• **TASK DIRECTIONS**
Go through the records below and report each line with "Cube" in it.

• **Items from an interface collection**
::::::::::

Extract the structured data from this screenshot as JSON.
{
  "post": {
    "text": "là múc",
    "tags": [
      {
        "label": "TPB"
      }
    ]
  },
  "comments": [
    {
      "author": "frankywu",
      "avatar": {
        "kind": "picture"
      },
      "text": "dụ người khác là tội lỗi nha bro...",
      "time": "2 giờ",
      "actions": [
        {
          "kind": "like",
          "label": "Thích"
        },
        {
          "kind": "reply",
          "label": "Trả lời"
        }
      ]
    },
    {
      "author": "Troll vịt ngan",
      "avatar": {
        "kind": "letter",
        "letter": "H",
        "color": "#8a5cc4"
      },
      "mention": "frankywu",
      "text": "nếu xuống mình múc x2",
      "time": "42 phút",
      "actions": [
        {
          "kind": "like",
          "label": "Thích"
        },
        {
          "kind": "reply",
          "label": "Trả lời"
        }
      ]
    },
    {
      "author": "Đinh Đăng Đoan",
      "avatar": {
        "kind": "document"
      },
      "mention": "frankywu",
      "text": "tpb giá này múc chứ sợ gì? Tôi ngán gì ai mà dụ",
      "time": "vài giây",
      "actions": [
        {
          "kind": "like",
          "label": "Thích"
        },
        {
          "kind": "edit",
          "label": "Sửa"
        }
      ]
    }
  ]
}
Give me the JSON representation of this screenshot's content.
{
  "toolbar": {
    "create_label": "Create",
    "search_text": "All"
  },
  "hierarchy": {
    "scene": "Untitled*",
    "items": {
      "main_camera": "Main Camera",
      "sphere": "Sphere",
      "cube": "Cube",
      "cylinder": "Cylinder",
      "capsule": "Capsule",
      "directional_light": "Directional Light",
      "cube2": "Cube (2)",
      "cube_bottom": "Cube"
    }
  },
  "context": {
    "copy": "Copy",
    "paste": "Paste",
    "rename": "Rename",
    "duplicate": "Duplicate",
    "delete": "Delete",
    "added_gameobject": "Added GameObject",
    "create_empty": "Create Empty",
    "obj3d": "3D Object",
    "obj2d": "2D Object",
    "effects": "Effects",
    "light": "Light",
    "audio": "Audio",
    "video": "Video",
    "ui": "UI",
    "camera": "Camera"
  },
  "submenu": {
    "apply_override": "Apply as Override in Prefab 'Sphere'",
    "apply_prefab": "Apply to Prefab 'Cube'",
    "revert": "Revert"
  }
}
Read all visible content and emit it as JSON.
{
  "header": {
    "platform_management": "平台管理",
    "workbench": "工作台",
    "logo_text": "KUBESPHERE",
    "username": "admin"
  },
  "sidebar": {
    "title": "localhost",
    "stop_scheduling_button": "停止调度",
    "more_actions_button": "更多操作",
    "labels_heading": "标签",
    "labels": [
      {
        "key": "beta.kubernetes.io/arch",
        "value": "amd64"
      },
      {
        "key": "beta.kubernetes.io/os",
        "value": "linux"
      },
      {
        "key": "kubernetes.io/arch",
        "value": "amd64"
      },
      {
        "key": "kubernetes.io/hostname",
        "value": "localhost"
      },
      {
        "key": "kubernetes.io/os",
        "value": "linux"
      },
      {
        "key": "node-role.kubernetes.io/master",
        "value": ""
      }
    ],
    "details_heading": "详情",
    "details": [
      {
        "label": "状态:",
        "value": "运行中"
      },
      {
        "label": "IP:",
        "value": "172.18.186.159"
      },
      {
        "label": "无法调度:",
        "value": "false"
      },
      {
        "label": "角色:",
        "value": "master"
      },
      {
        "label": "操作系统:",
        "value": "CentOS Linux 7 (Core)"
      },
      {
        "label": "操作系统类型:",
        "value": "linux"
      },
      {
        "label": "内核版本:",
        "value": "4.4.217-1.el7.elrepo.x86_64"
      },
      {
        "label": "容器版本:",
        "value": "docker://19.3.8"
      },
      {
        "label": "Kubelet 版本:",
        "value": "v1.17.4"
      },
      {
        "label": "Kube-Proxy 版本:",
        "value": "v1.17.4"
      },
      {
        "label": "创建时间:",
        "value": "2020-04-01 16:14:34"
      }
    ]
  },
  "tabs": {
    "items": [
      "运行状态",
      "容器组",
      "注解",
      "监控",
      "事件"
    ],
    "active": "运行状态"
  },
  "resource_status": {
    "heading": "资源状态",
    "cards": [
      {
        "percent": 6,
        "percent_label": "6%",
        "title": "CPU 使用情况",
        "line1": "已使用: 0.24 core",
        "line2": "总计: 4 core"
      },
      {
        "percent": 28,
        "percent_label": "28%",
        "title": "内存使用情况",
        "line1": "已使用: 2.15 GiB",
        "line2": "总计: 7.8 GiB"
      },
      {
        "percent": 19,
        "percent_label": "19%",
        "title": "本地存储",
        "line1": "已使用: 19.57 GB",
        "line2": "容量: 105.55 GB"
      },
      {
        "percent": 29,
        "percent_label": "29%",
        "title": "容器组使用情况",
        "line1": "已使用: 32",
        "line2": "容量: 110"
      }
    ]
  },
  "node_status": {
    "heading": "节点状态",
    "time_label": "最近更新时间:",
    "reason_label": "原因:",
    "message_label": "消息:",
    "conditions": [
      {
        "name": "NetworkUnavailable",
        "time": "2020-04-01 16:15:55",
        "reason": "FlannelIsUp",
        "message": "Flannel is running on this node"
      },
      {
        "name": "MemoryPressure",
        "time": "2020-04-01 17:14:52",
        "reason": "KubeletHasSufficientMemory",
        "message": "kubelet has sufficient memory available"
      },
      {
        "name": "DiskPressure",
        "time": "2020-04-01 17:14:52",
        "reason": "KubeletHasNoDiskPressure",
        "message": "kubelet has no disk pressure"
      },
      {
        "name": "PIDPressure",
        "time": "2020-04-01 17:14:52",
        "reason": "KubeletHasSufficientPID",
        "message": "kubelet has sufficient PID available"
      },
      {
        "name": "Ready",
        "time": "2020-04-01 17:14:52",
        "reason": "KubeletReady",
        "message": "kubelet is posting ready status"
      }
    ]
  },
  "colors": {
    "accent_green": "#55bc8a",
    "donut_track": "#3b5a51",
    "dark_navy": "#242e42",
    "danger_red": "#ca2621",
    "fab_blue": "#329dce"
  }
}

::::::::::

• **EXERCISE SOLUTION**
      "cube": "Cube",
      "cube2": "Cube (2)",
      "cube_bottom": "Cube"
    "apply_prefab": "Apply to Prefab 'Cube'",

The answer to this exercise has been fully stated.